ABOUT THIS EXERCISE:
Tally how many lines in the data hold the word "name", and give the result with no other text.

Element data from apps and pages
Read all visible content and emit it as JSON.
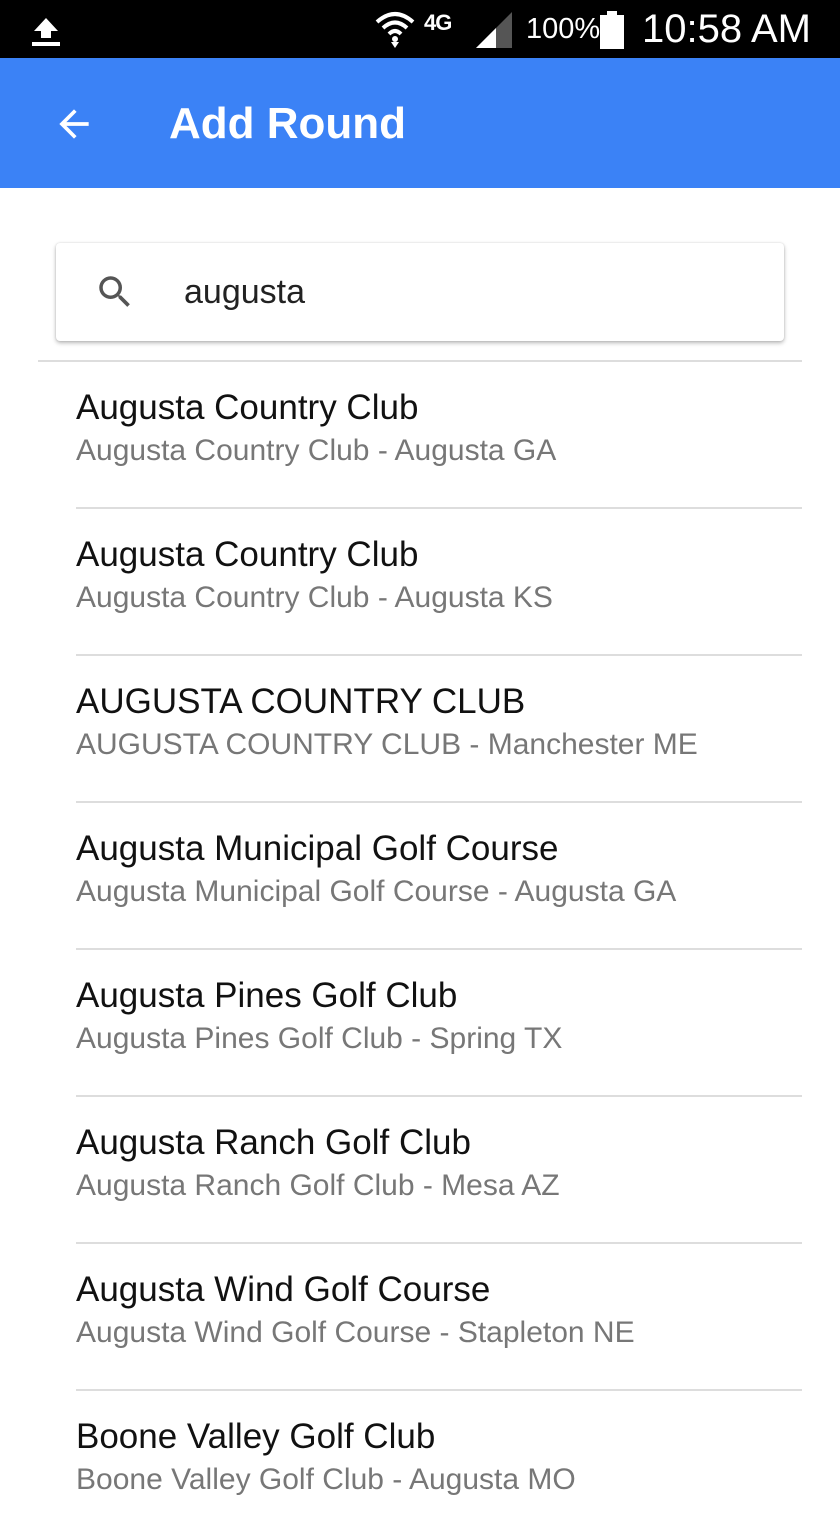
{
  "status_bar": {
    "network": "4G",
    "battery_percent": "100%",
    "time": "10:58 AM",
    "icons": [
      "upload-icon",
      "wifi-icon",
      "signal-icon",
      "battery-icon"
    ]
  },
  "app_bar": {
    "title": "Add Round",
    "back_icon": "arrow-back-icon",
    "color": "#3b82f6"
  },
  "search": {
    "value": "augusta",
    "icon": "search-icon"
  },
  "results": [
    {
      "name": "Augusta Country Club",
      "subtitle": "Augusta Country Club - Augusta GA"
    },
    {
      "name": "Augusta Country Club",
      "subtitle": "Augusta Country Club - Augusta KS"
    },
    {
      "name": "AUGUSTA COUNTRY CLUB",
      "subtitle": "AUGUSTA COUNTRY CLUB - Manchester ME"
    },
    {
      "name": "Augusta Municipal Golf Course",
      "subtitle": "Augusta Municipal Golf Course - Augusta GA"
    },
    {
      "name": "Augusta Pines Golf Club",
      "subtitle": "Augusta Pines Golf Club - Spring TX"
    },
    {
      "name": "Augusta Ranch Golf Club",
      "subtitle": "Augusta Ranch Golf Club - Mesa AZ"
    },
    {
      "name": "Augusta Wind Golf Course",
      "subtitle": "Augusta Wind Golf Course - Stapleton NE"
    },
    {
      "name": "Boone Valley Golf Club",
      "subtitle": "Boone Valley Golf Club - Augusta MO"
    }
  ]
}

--

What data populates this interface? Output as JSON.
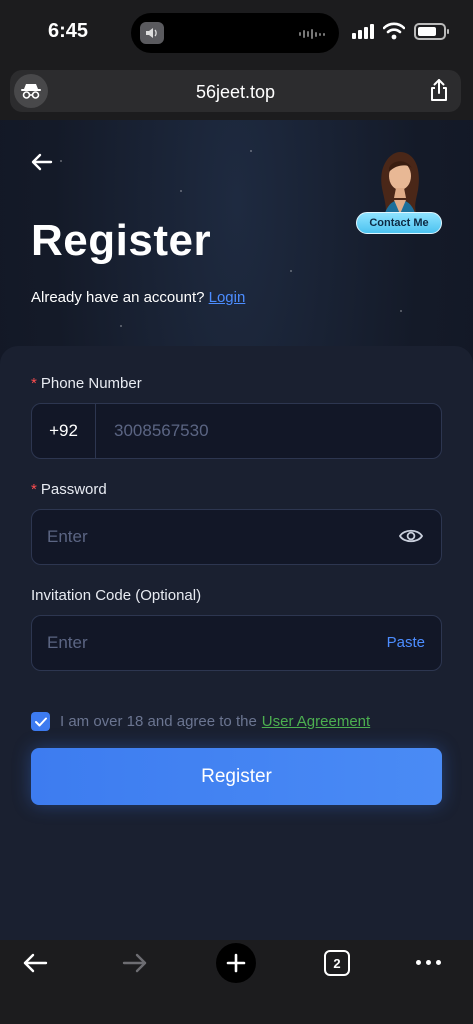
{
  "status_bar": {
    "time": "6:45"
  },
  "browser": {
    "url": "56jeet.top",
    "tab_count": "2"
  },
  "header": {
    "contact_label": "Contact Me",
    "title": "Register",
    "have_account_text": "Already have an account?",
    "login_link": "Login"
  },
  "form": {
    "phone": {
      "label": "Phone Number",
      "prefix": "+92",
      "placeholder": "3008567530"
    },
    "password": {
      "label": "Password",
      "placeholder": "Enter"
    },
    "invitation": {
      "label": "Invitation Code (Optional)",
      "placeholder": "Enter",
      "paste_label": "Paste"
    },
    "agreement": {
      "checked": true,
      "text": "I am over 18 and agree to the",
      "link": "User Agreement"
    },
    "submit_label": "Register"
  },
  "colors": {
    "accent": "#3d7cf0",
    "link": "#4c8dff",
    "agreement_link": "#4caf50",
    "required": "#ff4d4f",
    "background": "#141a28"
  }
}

EXERCISE ANSWER:
8